If you go with an unknown donor, you then have to decide if you want it to be anonymous or open, meaning your child would be able to find him once the child hits the age of 18, or not. Either way the child can access the sibling registry, and he/she will be able to search for other children that are blood relations through the donor. This is a scary thing, and in my perspective gives weight to the known donor side. Going with a known donor means that there will most likely be fewer children in the world who are blood related, and you would most likely know who those children are (and the exact number of them that there are). Once you decide if you want open or  anonymous, there comes every other question in figuring out what donor to go with. What ethnic background do you want, does that matter, eye color, height, etc. The list goes on and on and on. You might think you know, but once you start searching it could all go out the window. How will you feel when you look at baby pictures of these guys? How will you feel when you read their thoughts and feelings about things? It is also an emotional and time-consuming process.

IUI vs IVF is another decision if you want to get pregnant and go through a fertility doctor. IVF is the more invasive and expensive route. Either way, being a lesbian is not a fertility problem, and therefore your insurance might not cover either procedure.

If you are doing it at home, you are going the “turkey baster” route, meaning you take the sperm, known or unknown donor, and shoot it in your partner’s vagina and hope for the best.

If you go with an IUI, this means that you go into the doctor’s office, and the doctor places the sperm directly inside the uterus to facilitate fertilization. The process increases the number of sperm that make it to the fallopian tubes and increases the chances of fertilization. Some people end up adding medication, like Clomid, to this process as well.
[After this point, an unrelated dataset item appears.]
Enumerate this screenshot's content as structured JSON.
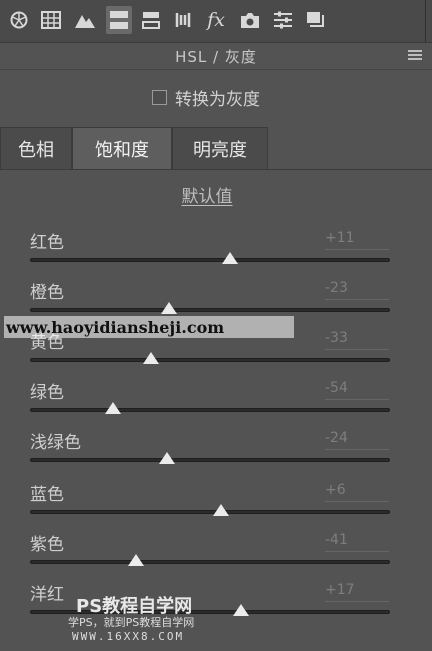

If you go with an IVF, the egg is fertilized by the sperm in a lab and then placed inside the woman’s uterus, which adds to the chance that the pregnancy will take. Another thing that makes this a choice that many lesbians desire that with this comes the possibility of carrying your partner’s egg. This means that one person could provide the egg and the other could carry it, which gives a nice sense of connection for both people. This is much more invasive as the eggs need to be removed before and then put back in. There is a lot to this process including medications, shots, etc.

This is a very complicated process with many choices. Once you decide if you are going with adoption or with trying to get pregnant, the real process begins.

If you thought planning the wedding was tough, buckle up because this could be a bumpy ride….